[Page and application data records]
______________________________

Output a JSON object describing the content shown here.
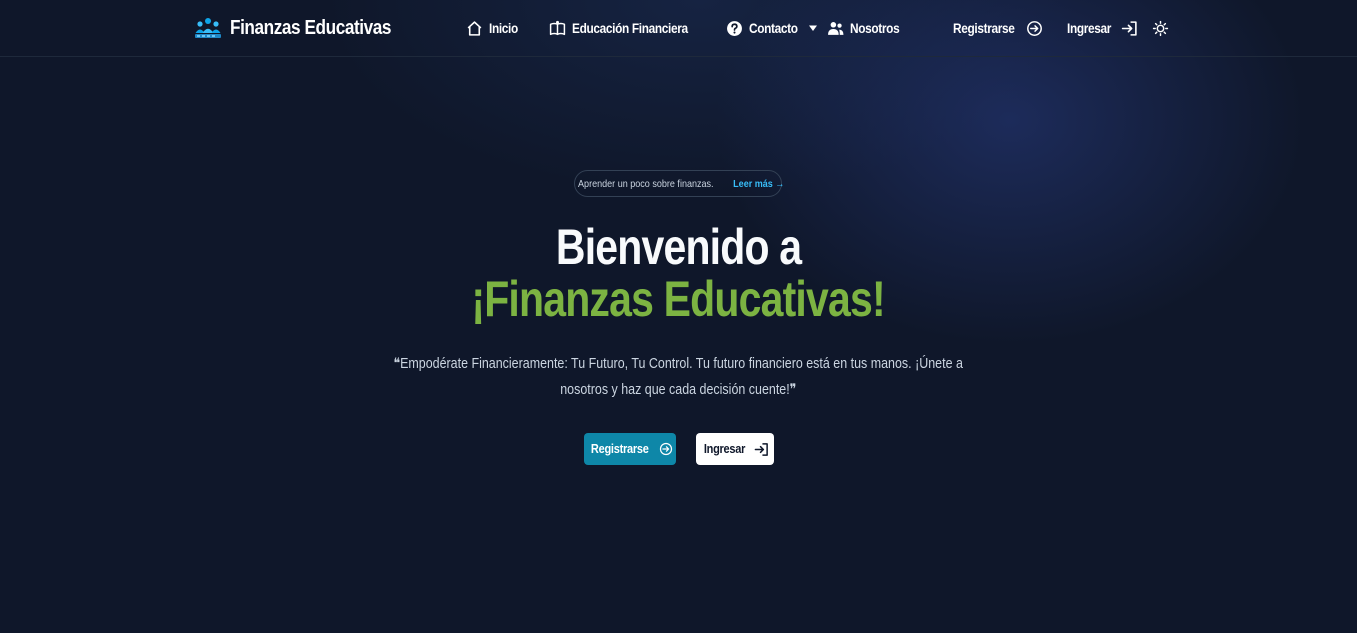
{
  "brand": {
    "name": "Finanzas Educativas",
    "logo_icon": "people-group-icon"
  },
  "nav": {
    "items": [
      {
        "label": "Inicio",
        "icon": "home-icon"
      },
      {
        "label": "Educación Financiera",
        "icon": "book-icon",
        "dropdown": true
      },
      {
        "label": "Contacto",
        "icon": "question-circle-icon"
      },
      {
        "label": "Nosotros",
        "icon": "users-icon"
      }
    ],
    "register_label": "Registrarse",
    "login_label": "Ingresar",
    "theme_icon": "sun-icon"
  },
  "hero": {
    "pill_text": "Aprender un poco sobre finanzas.",
    "pill_link": "Leer más →",
    "title_line1": "Bienvenido a",
    "title_line2": "¡Finanzas Educativas!",
    "quote_line1": "❝Empodérate Financieramente: Tu Futuro, Tu Control. Tu futuro financiero está en tus manos. ¡Únete a",
    "quote_line2": "nosotros y haz que cada decisión cuente!❞",
    "register_button": "Registrarse",
    "login_button": "Ingresar"
  },
  "colors": {
    "background": "#0f172a",
    "accent_green": "#7cb342",
    "primary_button": "#0e87a8",
    "link": "#38bdf8"
  }
}
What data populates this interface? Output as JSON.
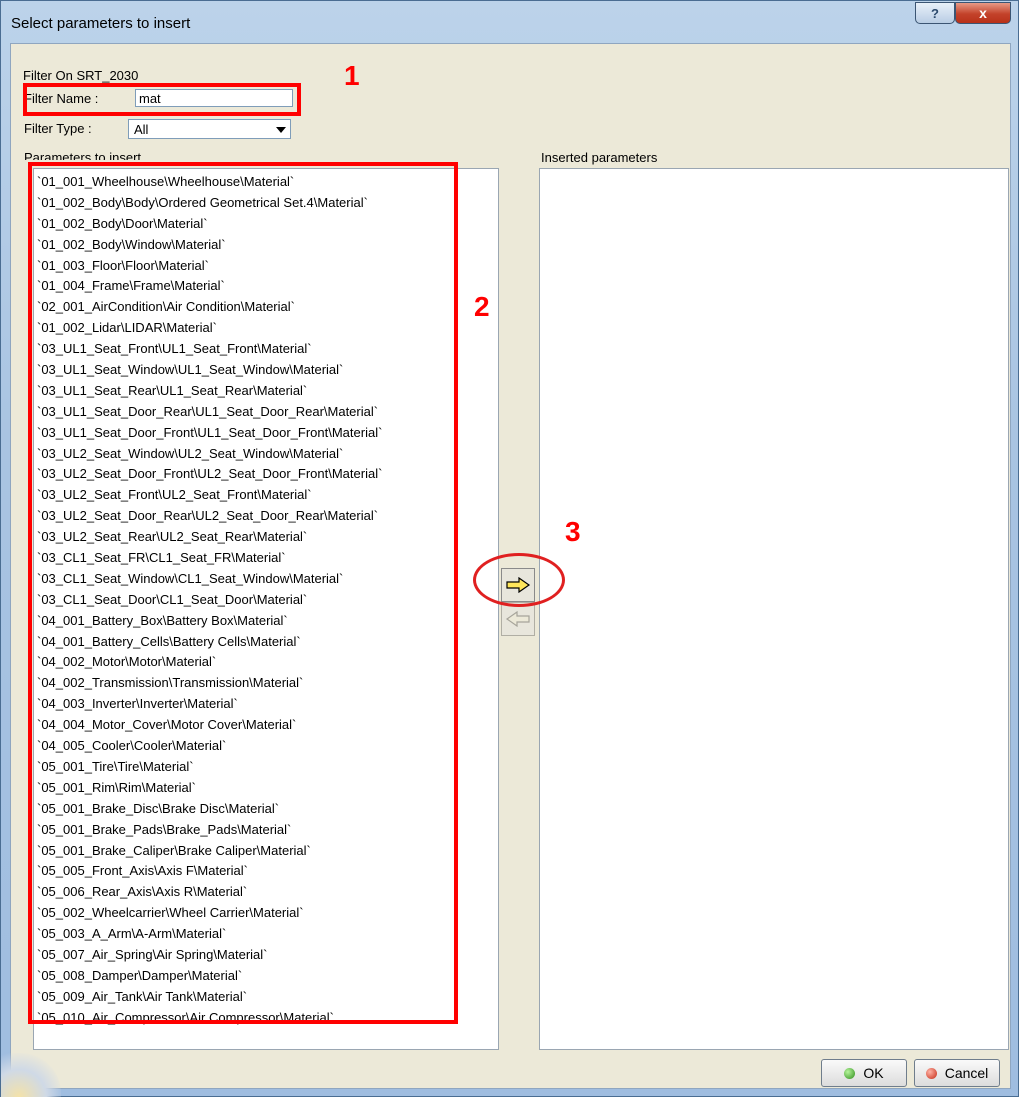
{
  "window": {
    "title": "Select parameters to insert",
    "help_label": "?",
    "close_label": "x"
  },
  "filter": {
    "on_label": "Filter On SRT_2030",
    "name_label": "Filter Name :",
    "name_value": "mat",
    "type_label": "Filter Type :",
    "type_value": "All"
  },
  "left_panel": {
    "title": "Parameters to insert",
    "items": [
      "`01_001_Wheelhouse\\Wheelhouse\\Material`",
      "`01_002_Body\\Body\\Ordered Geometrical Set.4\\Material`",
      "`01_002_Body\\Door\\Material`",
      "`01_002_Body\\Window\\Material`",
      "`01_003_Floor\\Floor\\Material`",
      "`01_004_Frame\\Frame\\Material`",
      "`02_001_AirCondition\\Air Condition\\Material`",
      "`01_002_Lidar\\LIDAR\\Material`",
      "`03_UL1_Seat_Front\\UL1_Seat_Front\\Material`",
      "`03_UL1_Seat_Window\\UL1_Seat_Window\\Material`",
      "`03_UL1_Seat_Rear\\UL1_Seat_Rear\\Material`",
      "`03_UL1_Seat_Door_Rear\\UL1_Seat_Door_Rear\\Material`",
      "`03_UL1_Seat_Door_Front\\UL1_Seat_Door_Front\\Material`",
      "`03_UL2_Seat_Window\\UL2_Seat_Window\\Material`",
      "`03_UL2_Seat_Door_Front\\UL2_Seat_Door_Front\\Material`",
      "`03_UL2_Seat_Front\\UL2_Seat_Front\\Material`",
      "`03_UL2_Seat_Door_Rear\\UL2_Seat_Door_Rear\\Material`",
      "`03_UL2_Seat_Rear\\UL2_Seat_Rear\\Material`",
      "`03_CL1_Seat_FR\\CL1_Seat_FR\\Material`",
      "`03_CL1_Seat_Window\\CL1_Seat_Window\\Material`",
      "`03_CL1_Seat_Door\\CL1_Seat_Door\\Material`",
      "`04_001_Battery_Box\\Battery Box\\Material`",
      "`04_001_Battery_Cells\\Battery Cells\\Material`",
      "`04_002_Motor\\Motor\\Material`",
      "`04_002_Transmission\\Transmission\\Material`",
      "`04_003_Inverter\\Inverter\\Material`",
      "`04_004_Motor_Cover\\Motor Cover\\Material`",
      "`04_005_Cooler\\Cooler\\Material`",
      "`05_001_Tire\\Tire\\Material`",
      "`05_001_Rim\\Rim\\Material`",
      "`05_001_Brake_Disc\\Brake Disc\\Material`",
      "`05_001_Brake_Pads\\Brake_Pads\\Material`",
      "`05_001_Brake_Caliper\\Brake Caliper\\Material`",
      "`05_005_Front_Axis\\Axis F\\Material`",
      "`05_006_Rear_Axis\\Axis R\\Material`",
      "`05_002_Wheelcarrier\\Wheel Carrier\\Material`",
      "`05_003_A_Arm\\A-Arm\\Material`",
      "`05_007_Air_Spring\\Air Spring\\Material`",
      "`05_008_Damper\\Damper\\Material`",
      "`05_009_Air_Tank\\Air Tank\\Material`",
      "`05_010_Air_Compressor\\Air Compressor\\Material`"
    ]
  },
  "right_panel": {
    "title": "Inserted parameters"
  },
  "transfer": {
    "add_icon": "arrow-right-icon",
    "remove_icon": "arrow-left-icon"
  },
  "buttons": {
    "ok_label": "OK",
    "cancel_label": "Cancel"
  },
  "annotations": {
    "label_1": "1",
    "label_2": "2",
    "label_3": "3",
    "color": "#ff0000"
  }
}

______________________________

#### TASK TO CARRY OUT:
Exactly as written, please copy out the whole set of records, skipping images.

#### TASK SOLUTION:
Output a JSON object describing the content shown here.
{
  "brand": {
    "name": "Finanzas Educativas",
    "logo_icon": "people-group-icon"
  },
  "nav": {
    "items": [
      {
        "label": "Inicio",
        "icon": "home-icon"
      },
      {
        "label": "Educación Financiera",
        "icon": "book-icon",
        "dropdown": true
      },
      {
        "label": "Contacto",
        "icon": "question-circle-icon"
      },
      {
        "label": "Nosotros",
        "icon": "users-icon"
      }
    ],
    "register_label": "Registrarse",
    "login_label": "Ingresar",
    "theme_icon": "sun-icon"
  },
  "hero": {
    "pill_text": "Aprender un poco sobre finanzas.",
    "pill_link": "Leer más →",
    "title_line1": "Bienvenido a",
    "title_line2": "¡Finanzas Educativas!",
    "quote_line1": "❝Empodérate Financieramente: Tu Futuro, Tu Control. Tu futuro financiero está en tus manos. ¡Únete a",
    "quote_line2": "nosotros y haz que cada decisión cuente!❞",
    "register_button": "Registrarse",
    "login_button": "Ingresar"
  },
  "colors": {
    "background": "#0f172a",
    "accent_green": "#7cb342",
    "primary_button": "#0e87a8",
    "link": "#38bdf8"
  }
}
What data populates this interface? Output as JSON.
{
  "window": {
    "title": "Select parameters to insert",
    "help_label": "?",
    "close_label": "x"
  },
  "filter": {
    "on_label": "Filter On SRT_2030",
    "name_label": "Filter Name :",
    "name_value": "mat",
    "type_label": "Filter Type :",
    "type_value": "All"
  },
  "left_panel": {
    "title": "Parameters to insert",
    "items": [
      "`01_001_Wheelhouse\\Wheelhouse\\Material`",
      "`01_002_Body\\Body\\Ordered Geometrical Set.4\\Material`",
      "`01_002_Body\\Door\\Material`",
      "`01_002_Body\\Window\\Material`",
      "`01_003_Floor\\Floor\\Material`",
      "`01_004_Frame\\Frame\\Material`",
      "`02_001_AirCondition\\Air Condition\\Material`",
      "`01_002_Lidar\\LIDAR\\Material`",
      "`03_UL1_Seat_Front\\UL1_Seat_Front\\Material`",
      "`03_UL1_Seat_Window\\UL1_Seat_Window\\Material`",
      "`03_UL1_Seat_Rear\\UL1_Seat_Rear\\Material`",
      "`03_UL1_Seat_Door_Rear\\UL1_Seat_Door_Rear\\Material`",
      "`03_UL1_Seat_Door_Front\\UL1_Seat_Door_Front\\Material`",
      "`03_UL2_Seat_Window\\UL2_Seat_Window\\Material`",
      "`03_UL2_Seat_Door_Front\\UL2_Seat_Door_Front\\Material`",
      "`03_UL2_Seat_Front\\UL2_Seat_Front\\Material`",
      "`03_UL2_Seat_Door_Rear\\UL2_Seat_Door_Rear\\Material`",
      "`03_UL2_Seat_Rear\\UL2_Seat_Rear\\Material`",
      "`03_CL1_Seat_FR\\CL1_Seat_FR\\Material`",
      "`03_CL1_Seat_Window\\CL1_Seat_Window\\Material`",
      "`03_CL1_Seat_Door\\CL1_Seat_Door\\Material`",
      "`04_001_Battery_Box\\Battery Box\\Material`",
      "`04_001_Battery_Cells\\Battery Cells\\Material`",
      "`04_002_Motor\\Motor\\Material`",
      "`04_002_Transmission\\Transmission\\Material`",
      "`04_003_Inverter\\Inverter\\Material`",
      "`04_004_Motor_Cover\\Motor Cover\\Material`",
      "`04_005_Cooler\\Cooler\\Material`",
      "`05_001_Tire\\Tire\\Material`",
      "`05_001_Rim\\Rim\\Material`",
      "`05_001_Brake_Disc\\Brake Disc\\Material`",
      "`05_001_Brake_Pads\\Brake_Pads\\Material`",
      "`05_001_Brake_Caliper\\Brake Caliper\\Material`",
      "`05_005_Front_Axis\\Axis F\\Material`",
      "`05_006_Rear_Axis\\Axis R\\Material`",
      "`05_002_Wheelcarrier\\Wheel Carrier\\Material`",
      "`05_003_A_Arm\\A-Arm\\Material`",
      "`05_007_Air_Spring\\Air Spring\\Material`",
      "`05_008_Damper\\Damper\\Material`",
      "`05_009_Air_Tank\\Air Tank\\Material`",
      "`05_010_Air_Compressor\\Air Compressor\\Material`"
    ]
  },
  "right_panel": {
    "title": "Inserted parameters"
  },
  "transfer": {
    "add_icon": "arrow-right-icon",
    "remove_icon": "arrow-left-icon"
  },
  "buttons": {
    "ok_label": "OK",
    "cancel_label": "Cancel"
  },
  "annotations": {
    "label_1": "1",
    "label_2": "2",
    "label_3": "3",
    "color": "#ff0000"
  }
}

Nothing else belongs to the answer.